On 6 May 1603 (sic, prob. 1653) Samuel Wilboare and Elizabeth his wife deeded to Richard Sherman and Elizabeth his wife the easterly part of the house and leanto and chimney in the house which they shared.

Ann (Smith) Wilbore died after 1 Dec 1633 when she was mentioned as a member of the Boston Church and before 1645 when Samuel married again.

In his will, dated 30 April 1656 and proved 6 Nov 1656, Samuel Wilbore of Taunton bequeathed to "my loving wife Elizabeth all the moveable goods that is or shall be in my house in Boston where at present I do inhabit...also my sheep and lambs at Dorchester...also a mare & colt at John Moore's of Brandtry"; to "Samuel Wilbore my eldest son all my lands at Rhode Island and all my debts due to me their first from Richard Smith the elder, and also a debt from Henry Bull which is 4 pounds and an ewe of two years old, also one cow in the hands of James Badcick, and also one cow that is at Bridgwater together with the rent for the said cattle according to agreement and also six hundred of iron lying at Taunton in my dwelling house there"l to "my son Joseph Wilbore my house and land where he my said son Joseph doth inhabit...with all the appurtenances...also twelve acres of grant...by the Iron mills, and also my share in the said Iron works"; to "my youngest son Shedrick Wilbore my house and lands thereunto belonging at Taunton where I dwell with all the moveable goods...and cattle excepting half the orchard and half the said dwelling house & two of the best cows & hay...which I give and bequeath unto my said wife Elizabeth provided she continue and dwell there, but in case my said wife should marry another man and inhabit elsewhere that my said son shall have the said (blank) allowing my said wife or her assigns the sum of 10 pounds"; to "my said son Shedreck my debt of James Seward, Ralph (illegible) & Henry Newland"; wife Elizabeth and son Shidrack executors; "my white horse unto my son Shedrick" and residue of cattle and goods to executors equally; to "Robert Blot of Boston 20s."; to "Goodman Flack 20s."; to "my said son Shedrick the time of service of my man Jno Mockcliet, a Scotchman"; to "Joseph a piece of blue trucking cloth"; to "my son Joseph...10 pounds in iron" (SPR 1:281-82).

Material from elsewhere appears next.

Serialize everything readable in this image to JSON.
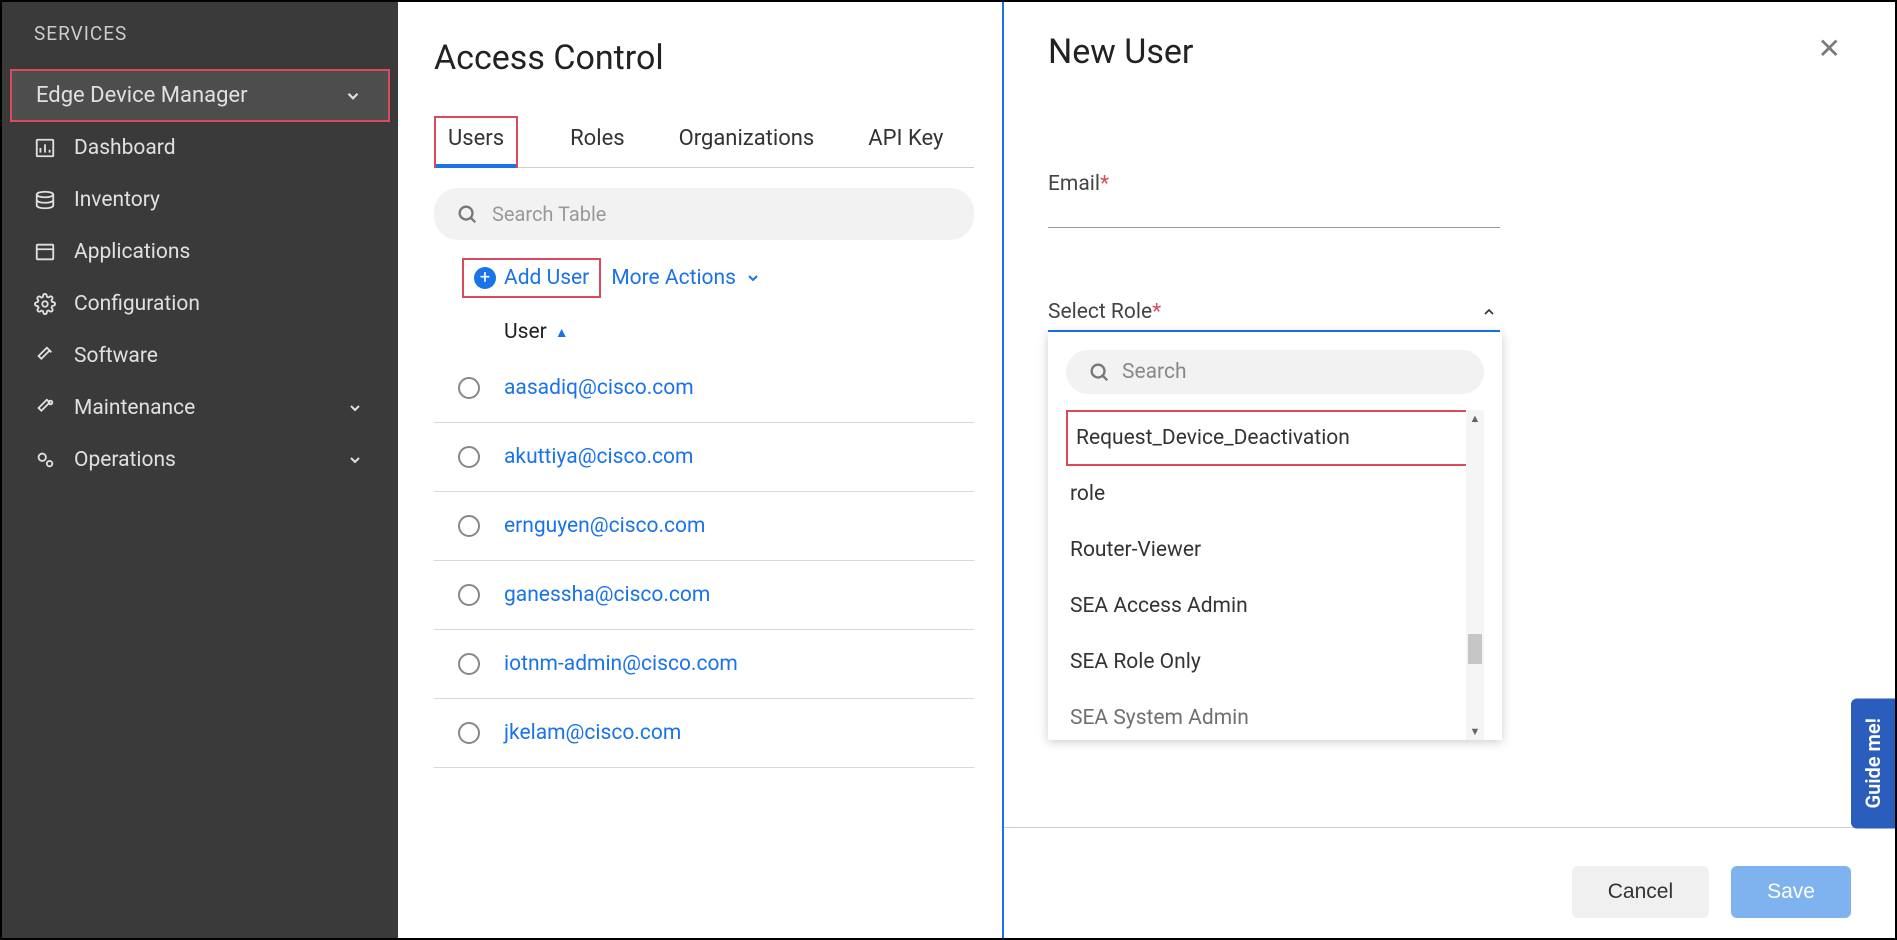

Samuel died at Boston on 29 September 1656 (BVR 56).


Sources Not Listed Above:

Benjamin Franklin Wilbour, The English Ancestry of Samuel Wilbore of Boston and William Wilbore of Portsmouth RI, NEHGR, 1958

Robert Charles Anderson, The Great Migration Begins: Immigrants to New England, 1620-1633, 1995

J.W.W. Hall, Ancient Iron Works in Taunton, NEHGR, 1864